--- Goal of the exercise ---
From the first line to the last, reproduce the records exactly.

Records for processing section start

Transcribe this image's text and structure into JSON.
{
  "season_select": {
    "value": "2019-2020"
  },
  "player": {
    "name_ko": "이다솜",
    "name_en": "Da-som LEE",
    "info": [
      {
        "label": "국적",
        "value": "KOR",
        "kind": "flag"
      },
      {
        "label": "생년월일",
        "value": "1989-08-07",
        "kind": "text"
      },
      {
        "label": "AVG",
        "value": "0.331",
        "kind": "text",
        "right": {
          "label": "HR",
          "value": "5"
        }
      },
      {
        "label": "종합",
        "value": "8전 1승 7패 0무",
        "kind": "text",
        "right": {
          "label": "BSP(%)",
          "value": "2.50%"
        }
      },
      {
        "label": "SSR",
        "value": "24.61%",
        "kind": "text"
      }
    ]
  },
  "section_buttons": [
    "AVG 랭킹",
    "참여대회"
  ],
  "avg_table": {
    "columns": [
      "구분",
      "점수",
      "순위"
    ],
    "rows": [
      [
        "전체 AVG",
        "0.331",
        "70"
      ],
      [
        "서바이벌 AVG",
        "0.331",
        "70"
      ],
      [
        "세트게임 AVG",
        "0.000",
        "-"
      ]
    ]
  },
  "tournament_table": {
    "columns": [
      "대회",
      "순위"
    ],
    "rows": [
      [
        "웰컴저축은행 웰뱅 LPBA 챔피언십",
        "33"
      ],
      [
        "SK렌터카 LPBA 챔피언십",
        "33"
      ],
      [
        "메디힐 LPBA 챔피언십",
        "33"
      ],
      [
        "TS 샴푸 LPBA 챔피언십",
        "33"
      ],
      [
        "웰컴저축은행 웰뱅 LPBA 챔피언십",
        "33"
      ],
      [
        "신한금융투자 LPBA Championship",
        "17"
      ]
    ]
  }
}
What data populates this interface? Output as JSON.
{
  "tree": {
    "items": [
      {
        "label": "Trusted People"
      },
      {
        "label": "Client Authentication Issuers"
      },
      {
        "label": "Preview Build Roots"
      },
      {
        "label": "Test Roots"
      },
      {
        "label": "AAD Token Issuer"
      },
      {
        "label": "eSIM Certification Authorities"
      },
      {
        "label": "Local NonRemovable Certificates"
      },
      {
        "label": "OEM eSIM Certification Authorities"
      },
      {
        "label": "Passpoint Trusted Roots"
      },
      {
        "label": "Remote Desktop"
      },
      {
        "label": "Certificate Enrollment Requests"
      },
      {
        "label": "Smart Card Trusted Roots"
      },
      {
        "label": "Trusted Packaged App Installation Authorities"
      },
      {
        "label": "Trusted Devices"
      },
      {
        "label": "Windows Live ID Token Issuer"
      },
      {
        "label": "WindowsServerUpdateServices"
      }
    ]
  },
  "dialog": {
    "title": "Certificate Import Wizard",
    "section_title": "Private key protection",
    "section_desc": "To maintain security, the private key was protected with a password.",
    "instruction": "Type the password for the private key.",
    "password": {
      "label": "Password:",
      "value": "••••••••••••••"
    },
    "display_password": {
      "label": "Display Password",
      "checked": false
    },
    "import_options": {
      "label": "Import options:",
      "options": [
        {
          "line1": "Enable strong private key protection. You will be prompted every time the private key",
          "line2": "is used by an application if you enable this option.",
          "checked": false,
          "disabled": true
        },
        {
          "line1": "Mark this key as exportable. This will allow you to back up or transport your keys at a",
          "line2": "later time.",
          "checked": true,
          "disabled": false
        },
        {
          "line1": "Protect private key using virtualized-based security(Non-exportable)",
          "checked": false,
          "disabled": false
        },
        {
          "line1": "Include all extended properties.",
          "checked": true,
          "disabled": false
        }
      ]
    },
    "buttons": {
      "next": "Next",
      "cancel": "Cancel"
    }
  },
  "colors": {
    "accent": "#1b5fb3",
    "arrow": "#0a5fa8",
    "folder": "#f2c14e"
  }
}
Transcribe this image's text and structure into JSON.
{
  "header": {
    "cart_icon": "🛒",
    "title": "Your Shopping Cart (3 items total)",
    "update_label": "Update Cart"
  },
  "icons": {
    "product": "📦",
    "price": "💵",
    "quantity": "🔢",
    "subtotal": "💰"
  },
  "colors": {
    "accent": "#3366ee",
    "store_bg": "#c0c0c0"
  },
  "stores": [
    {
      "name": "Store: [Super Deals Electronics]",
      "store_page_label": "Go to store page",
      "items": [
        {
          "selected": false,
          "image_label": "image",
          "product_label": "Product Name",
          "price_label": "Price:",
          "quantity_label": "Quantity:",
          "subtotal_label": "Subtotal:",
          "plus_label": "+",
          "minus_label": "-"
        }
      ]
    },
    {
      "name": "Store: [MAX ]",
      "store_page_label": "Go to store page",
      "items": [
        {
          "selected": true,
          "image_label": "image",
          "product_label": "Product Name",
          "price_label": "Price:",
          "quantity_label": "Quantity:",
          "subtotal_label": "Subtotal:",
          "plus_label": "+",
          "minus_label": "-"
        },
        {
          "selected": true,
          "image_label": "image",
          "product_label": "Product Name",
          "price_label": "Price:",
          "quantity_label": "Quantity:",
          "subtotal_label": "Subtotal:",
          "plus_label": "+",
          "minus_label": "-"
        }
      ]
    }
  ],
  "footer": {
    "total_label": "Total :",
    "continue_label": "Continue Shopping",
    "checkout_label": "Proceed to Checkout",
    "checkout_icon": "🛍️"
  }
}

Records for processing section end

--- Result of this task ---
Transcribe this image's text and structure into JSON.
{
  "season_select": {
    "value": "2019-2020"
  },
  "player": {
    "name_ko": "이다솜",
    "name_en": "Da-som LEE",
    "info": [
      {
        "label": "국적",
        "value": "KOR",
        "kind": "flag"
      },
      {
        "label": "생년월일",
        "value": "1989-08-07",
        "kind": "text"
      },
      {
        "label": "AVG",
        "value": "0.331",
        "kind": "text",
        "right": {
          "label": "HR",
          "value": "5"
        }
      },
      {
        "label": "종합",
        "value": "8전 1승 7패 0무",
        "kind": "text",
        "right": {
          "label": "BSP(%)",
          "value": "2.50%"
        }
      },
      {
        "label": "SSR",
        "value": "24.61%",
        "kind": "text"
      }
    ]
  },
  "section_buttons": [
    "AVG 랭킹",
    "참여대회"
  ],
  "avg_table": {
    "columns": [
      "구분",
      "점수",
      "순위"
    ],
    "rows": [
      [
        "전체 AVG",
        "0.331",
        "70"
      ],
      [
        "서바이벌 AVG",
        "0.331",
        "70"
      ],
      [
        "세트게임 AVG",
        "0.000",
        "-"
      ]
    ]
  },
  "tournament_table": {
    "columns": [
      "대회",
      "순위"
    ],
    "rows": [
      [
        "웰컴저축은행 웰뱅 LPBA 챔피언십",
        "33"
      ],
      [
        "SK렌터카 LPBA 챔피언십",
        "33"
      ],
      [
        "메디힐 LPBA 챔피언십",
        "33"
      ],
      [
        "TS 샴푸 LPBA 챔피언십",
        "33"
      ],
      [
        "웰컴저축은행 웰뱅 LPBA 챔피언십",
        "33"
      ],
      [
        "신한금융투자 LPBA Championship",
        "17"
      ]
    ]
  }
}
What data populates this interface? Output as JSON.
{
  "tree": {
    "items": [
      {
        "label": "Trusted People"
      },
      {
        "label": "Client Authentication Issuers"
      },
      {
        "label": "Preview Build Roots"
      },
      {
        "label": "Test Roots"
      },
      {
        "label": "AAD Token Issuer"
      },
      {
        "label": "eSIM Certification Authorities"
      },
      {
        "label": "Local NonRemovable Certificates"
      },
      {
        "label": "OEM eSIM Certification Authorities"
      },
      {
        "label": "Passpoint Trusted Roots"
      },
      {
        "label": "Remote Desktop"
      },
      {
        "label": "Certificate Enrollment Requests"
      },
      {
        "label": "Smart Card Trusted Roots"
      },
      {
        "label": "Trusted Packaged App Installation Authorities"
      },
      {
        "label": "Trusted Devices"
      },
      {
        "label": "Windows Live ID Token Issuer"
      },
      {
        "label": "WindowsServerUpdateServices"
      }
    ]
  },
  "dialog": {
    "title": "Certificate Import Wizard",
    "section_title": "Private key protection",
    "section_desc": "To maintain security, the private key was protected with a password.",
    "instruction": "Type the password for the private key.",
    "password": {
      "label": "Password:",
      "value": "••••••••••••••"
    },
    "display_password": {
      "label": "Display Password",
      "checked": false
    },
    "import_options": {
      "label": "Import options:",
      "options": [
        {
          "line1": "Enable strong private key protection. You will be prompted every time the private key",
          "line2": "is used by an application if you enable this option.",
          "checked": false,
          "disabled": true
        },
        {
          "line1": "Mark this key as exportable. This will allow you to back up or transport your keys at a",
          "line2": "later time.",
          "checked": true,
          "disabled": false
        },
        {
          "line1": "Protect private key using virtualized-based security(Non-exportable)",
          "checked": false,
          "disabled": false
        },
        {
          "line1": "Include all extended properties.",
          "checked": true,
          "disabled": false
        }
      ]
    },
    "buttons": {
      "next": "Next",
      "cancel": "Cancel"
    }
  },
  "colors": {
    "accent": "#1b5fb3",
    "arrow": "#0a5fa8",
    "folder": "#f2c14e"
  }
}
Transcribe this image's text and structure into JSON.
{
  "header": {
    "cart_icon": "🛒",
    "title": "Your Shopping Cart (3 items total)",
    "update_label": "Update Cart"
  },
  "icons": {
    "product": "📦",
    "price": "💵",
    "quantity": "🔢",
    "subtotal": "💰"
  },
  "colors": {
    "accent": "#3366ee",
    "store_bg": "#c0c0c0"
  },
  "stores": [
    {
      "name": "Store: [Super Deals Electronics]",
      "store_page_label": "Go to store page",
      "items": [
        {
          "selected": false,
          "image_label": "image",
          "product_label": "Product Name",
          "price_label": "Price:",
          "quantity_label": "Quantity:",
          "subtotal_label": "Subtotal:",
          "plus_label": "+",
          "minus_label": "-"
        }
      ]
    },
    {
      "name": "Store: [MAX ]",
      "store_page_label": "Go to store page",
      "items": [
        {
          "selected": true,
          "image_label": "image",
          "product_label": "Product Name",
          "price_label": "Price:",
          "quantity_label": "Quantity:",
          "subtotal_label": "Subtotal:",
          "plus_label": "+",
          "minus_label": "-"
        },
        {
          "selected": true,
          "image_label": "image",
          "product_label": "Product Name",
          "price_label": "Price:",
          "quantity_label": "Quantity:",
          "subtotal_label": "Subtotal:",
          "plus_label": "+",
          "minus_label": "-"
        }
      ]
    }
  ],
  "footer": {
    "total_label": "Total :",
    "continue_label": "Continue Shopping",
    "checkout_label": "Proceed to Checkout",
    "checkout_icon": "🛍️"
  }
}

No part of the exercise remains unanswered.